Work to complete — Print the data below verbatim, minus images.

***** Data to use

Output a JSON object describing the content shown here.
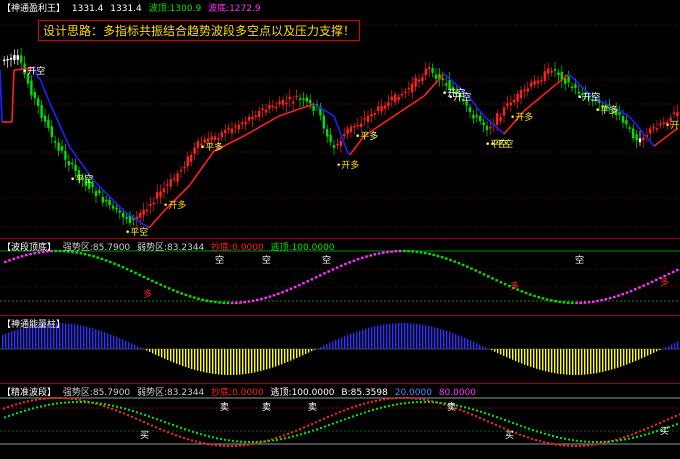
{
  "colors": {
    "up_candle": "#ff2020",
    "down_candle": "#00e000",
    "doji_candle": "#ffffff",
    "ma_up": "#ff2020",
    "ma_down": "#2020ff",
    "title_main": "#ffffff",
    "wave_top": "#00e000",
    "wave_bottom": "#ff30ff",
    "energy_top": "#ffff00",
    "energy_bottom": "#3030ff",
    "grid": "#a00000"
  },
  "panels": {
    "main": {
      "name": "【神通盈利王】",
      "v1": "1331.4",
      "v2": "1331.4",
      "top_label": "波顶:1300.9",
      "bottom_label": "波底:1272.9"
    },
    "wave": {
      "name": "【波段顶底】",
      "strong": "强势区:85.7900",
      "weak": "弱势区:83.2344",
      "bottom": "抄底:0.0000",
      "top": "逃顶:100.0000"
    },
    "energy": {
      "name": "【神通能量柱】"
    },
    "track": {
      "name": "【精准波段】",
      "strong": "强势区:85.7900",
      "weak": "弱势区:83.2344",
      "bottom": "抄底:0.0000",
      "top": "逃顶:100.0000",
      "b": "B:85.3598",
      "v20": "20.0000",
      "v80": "80.0000"
    }
  },
  "banner": {
    "text": "设计思路：多指标共振结合趋势波段多空点以及压力支撑！"
  },
  "signals": [
    {
      "name": "signal-open-short-1",
      "text": "开空",
      "kind": "open-short"
    },
    {
      "name": "signal-close-short-1",
      "text": "平空",
      "kind": "close-short"
    },
    {
      "name": "signal-close-short-2",
      "text": "平空",
      "kind": "close-short"
    },
    {
      "name": "signal-open-long-1",
      "text": "开多",
      "kind": "open-long"
    },
    {
      "name": "signal-close-long-1",
      "text": "平多",
      "kind": "close-long"
    },
    {
      "name": "signal-open-short-2",
      "text": "开空",
      "kind": "open-short"
    },
    {
      "name": "signal-close-short-3",
      "text": "平空",
      "kind": "close-short"
    },
    {
      "name": "signal-open-long-2",
      "text": "开多",
      "kind": "open-long"
    },
    {
      "name": "signal-close-long-2",
      "text": "平多",
      "kind": "close-long"
    },
    {
      "name": "signal-open-short-3",
      "text": "开空",
      "kind": "open-short"
    },
    {
      "name": "signal-close-short-4",
      "text": "平空",
      "kind": "close-short"
    },
    {
      "name": "signal-open-long-3",
      "text": "开多",
      "kind": "open-long"
    },
    {
      "name": "signal-open-short-4",
      "text": "开空",
      "kind": "open-short"
    },
    {
      "name": "signal-close-long-3",
      "text": "平多",
      "kind": "close-long"
    },
    {
      "name": "signal-open-long-4",
      "text": "开多",
      "kind": "open-long"
    }
  ],
  "wave_marks": [
    {
      "text": "空"
    },
    {
      "text": "多"
    },
    {
      "text": "空"
    },
    {
      "text": "空"
    },
    {
      "text": "多"
    },
    {
      "text": "空"
    },
    {
      "text": "多"
    }
  ],
  "track_marks": [
    {
      "text": "买"
    },
    {
      "text": "卖"
    },
    {
      "text": "卖"
    },
    {
      "text": "卖"
    },
    {
      "text": "卖"
    },
    {
      "text": "买"
    },
    {
      "text": "买"
    }
  ]
}
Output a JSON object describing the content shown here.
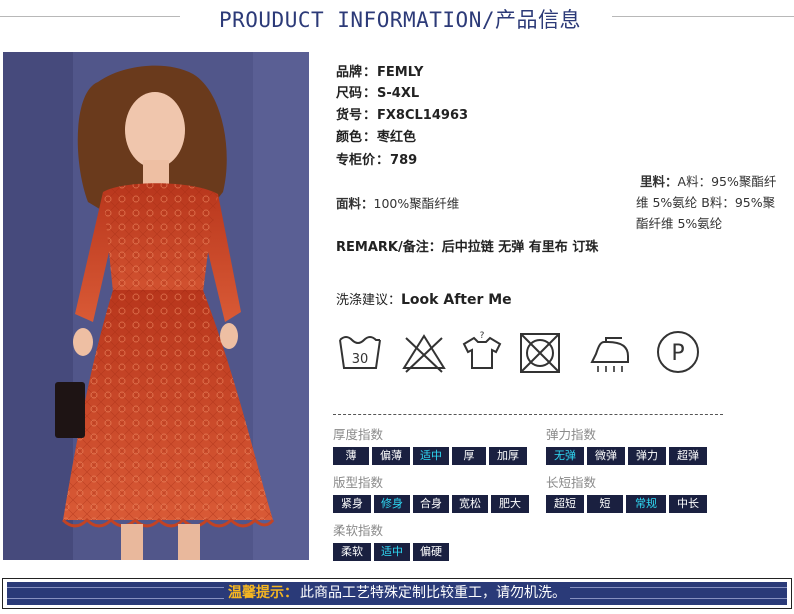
{
  "header": {
    "title": "PROUDUCT INFORMATION/产品信息"
  },
  "specs": {
    "brand_label": "品牌",
    "brand": "FEMLY",
    "size_label": "尺码",
    "size": "S-4XL",
    "sku_label": "货号",
    "sku": "FX8CL14963",
    "color_label": "颜色",
    "color": "枣红色",
    "price_label": "专柜价",
    "price": "789"
  },
  "lining": {
    "label": "里料：",
    "value": "A料：95%聚酯纤维 5%氨纶 B料：95%聚酯纤维 5%氨纶"
  },
  "fabric": {
    "label": "面料：",
    "value": "100%聚酯纤维"
  },
  "remark": {
    "label": "REMARK/备注：",
    "value": "后中拉链 无弹 有里布 订珠"
  },
  "washing": {
    "label": "洗涤建议：",
    "value": "Look After Me"
  },
  "care_icons": [
    {
      "name": "wash-30-icon",
      "text": "30"
    },
    {
      "name": "no-bleach-icon"
    },
    {
      "name": "no-wring-icon"
    },
    {
      "name": "no-tumble-dry-icon"
    },
    {
      "name": "iron-low-icon"
    },
    {
      "name": "dry-clean-p-icon",
      "text": "P"
    }
  ],
  "indices": {
    "thickness": {
      "label": "厚度指数",
      "options": [
        "薄",
        "偏薄",
        "适中",
        "厚",
        "加厚"
      ],
      "selected": "适中"
    },
    "elasticity": {
      "label": "弹力指数",
      "options": [
        "无弹",
        "微弹",
        "弹力",
        "超弹"
      ],
      "selected": "无弹"
    },
    "fit": {
      "label": "版型指数",
      "options": [
        "紧身",
        "修身",
        "合身",
        "宽松",
        "肥大"
      ],
      "selected": "修身"
    },
    "length": {
      "label": "长短指数",
      "options": [
        "超短",
        "短",
        "常规",
        "中长"
      ],
      "selected": "常规"
    },
    "softness": {
      "label": "柔软指数",
      "options": [
        "柔软",
        "适中",
        "偏硬"
      ],
      "selected": "适中"
    }
  },
  "notice": {
    "label": "温馨提示：",
    "text": "此商品工艺特殊定制比较重工，请勿机洗。"
  },
  "colors": {
    "title": "#2c3a78",
    "chip_bg": "#1a2040",
    "chip_active": "#2fd9f4",
    "notice_bg": "#2a3a78",
    "notice_label": "#f5b621"
  }
}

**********

Solution below —
Output a JSON object describing the content shown here.
{
  "colors": {
    "up_candle": "#ff2020",
    "down_candle": "#00e000",
    "doji_candle": "#ffffff",
    "ma_up": "#ff2020",
    "ma_down": "#2020ff",
    "title_main": "#ffffff",
    "wave_top": "#00e000",
    "wave_bottom": "#ff30ff",
    "energy_top": "#ffff00",
    "energy_bottom": "#3030ff",
    "grid": "#a00000"
  },
  "panels": {
    "main": {
      "name": "【神通盈利王】",
      "v1": "1331.4",
      "v2": "1331.4",
      "top_label": "波顶:1300.9",
      "bottom_label": "波底:1272.9"
    },
    "wave": {
      "name": "【波段顶底】",
      "strong": "强势区:85.7900",
      "weak": "弱势区:83.2344",
      "bottom": "抄底:0.0000",
      "top": "逃顶:100.0000"
    },
    "energy": {
      "name": "【神通能量柱】"
    },
    "track": {
      "name": "【精准波段】",
      "strong": "强势区:85.7900",
      "weak": "弱势区:83.2344",
      "bottom": "抄底:0.0000",
      "top": "逃顶:100.0000",
      "b": "B:85.3598",
      "v20": "20.0000",
      "v80": "80.0000"
    }
  },
  "banner": {
    "text": "设计思路：多指标共振结合趋势波段多空点以及压力支撑！"
  },
  "signals": [
    {
      "name": "signal-open-short-1",
      "text": "开空",
      "kind": "open-short"
    },
    {
      "name": "signal-close-short-1",
      "text": "平空",
      "kind": "close-short"
    },
    {
      "name": "signal-close-short-2",
      "text": "平空",
      "kind": "close-short"
    },
    {
      "name": "signal-open-long-1",
      "text": "开多",
      "kind": "open-long"
    },
    {
      "name": "signal-close-long-1",
      "text": "平多",
      "kind": "close-long"
    },
    {
      "name": "signal-open-short-2",
      "text": "开空",
      "kind": "open-short"
    },
    {
      "name": "signal-close-short-3",
      "text": "平空",
      "kind": "close-short"
    },
    {
      "name": "signal-open-long-2",
      "text": "开多",
      "kind": "open-long"
    },
    {
      "name": "signal-close-long-2",
      "text": "平多",
      "kind": "close-long"
    },
    {
      "name": "signal-open-short-3",
      "text": "开空",
      "kind": "open-short"
    },
    {
      "name": "signal-close-short-4",
      "text": "平空",
      "kind": "close-short"
    },
    {
      "name": "signal-open-long-3",
      "text": "开多",
      "kind": "open-long"
    },
    {
      "name": "signal-open-short-4",
      "text": "开空",
      "kind": "open-short"
    },
    {
      "name": "signal-close-long-3",
      "text": "平多",
      "kind": "close-long"
    },
    {
      "name": "signal-open-long-4",
      "text": "开多",
      "kind": "open-long"
    }
  ],
  "wave_marks": [
    {
      "text": "空"
    },
    {
      "text": "多"
    },
    {
      "text": "空"
    },
    {
      "text": "空"
    },
    {
      "text": "多"
    },
    {
      "text": "空"
    },
    {
      "text": "多"
    }
  ],
  "track_marks": [
    {
      "text": "买"
    },
    {
      "text": "卖"
    },
    {
      "text": "卖"
    },
    {
      "text": "卖"
    },
    {
      "text": "卖"
    },
    {
      "text": "买"
    },
    {
      "text": "买"
    }
  ]
}
Output a JSON object describing the content shown here.
{
  "header": {
    "title": "PROUDUCT INFORMATION/产品信息"
  },
  "specs": {
    "brand_label": "品牌",
    "brand": "FEMLY",
    "size_label": "尺码",
    "size": "S-4XL",
    "sku_label": "货号",
    "sku": "FX8CL14963",
    "color_label": "颜色",
    "color": "枣红色",
    "price_label": "专柜价",
    "price": "789"
  },
  "lining": {
    "label": "里料：",
    "value": "A料：95%聚酯纤维 5%氨纶 B料：95%聚酯纤维 5%氨纶"
  },
  "fabric": {
    "label": "面料：",
    "value": "100%聚酯纤维"
  },
  "remark": {
    "label": "REMARK/备注：",
    "value": "后中拉链 无弹 有里布 订珠"
  },
  "washing": {
    "label": "洗涤建议：",
    "value": "Look After Me"
  },
  "care_icons": [
    {
      "name": "wash-30-icon",
      "text": "30"
    },
    {
      "name": "no-bleach-icon"
    },
    {
      "name": "no-wring-icon"
    },
    {
      "name": "no-tumble-dry-icon"
    },
    {
      "name": "iron-low-icon"
    },
    {
      "name": "dry-clean-p-icon",
      "text": "P"
    }
  ],
  "indices": {
    "thickness": {
      "label": "厚度指数",
      "options": [
        "薄",
        "偏薄",
        "适中",
        "厚",
        "加厚"
      ],
      "selected": "适中"
    },
    "elasticity": {
      "label": "弹力指数",
      "options": [
        "无弹",
        "微弹",
        "弹力",
        "超弹"
      ],
      "selected": "无弹"
    },
    "fit": {
      "label": "版型指数",
      "options": [
        "紧身",
        "修身",
        "合身",
        "宽松",
        "肥大"
      ],
      "selected": "修身"
    },
    "length": {
      "label": "长短指数",
      "options": [
        "超短",
        "短",
        "常规",
        "中长"
      ],
      "selected": "常规"
    },
    "softness": {
      "label": "柔软指数",
      "options": [
        "柔软",
        "适中",
        "偏硬"
      ],
      "selected": "适中"
    }
  },
  "notice": {
    "label": "温馨提示：",
    "text": "此商品工艺特殊定制比较重工，请勿机洗。"
  },
  "colors": {
    "title": "#2c3a78",
    "chip_bg": "#1a2040",
    "chip_active": "#2fd9f4",
    "notice_bg": "#2a3a78",
    "notice_label": "#f5b621"
  }
}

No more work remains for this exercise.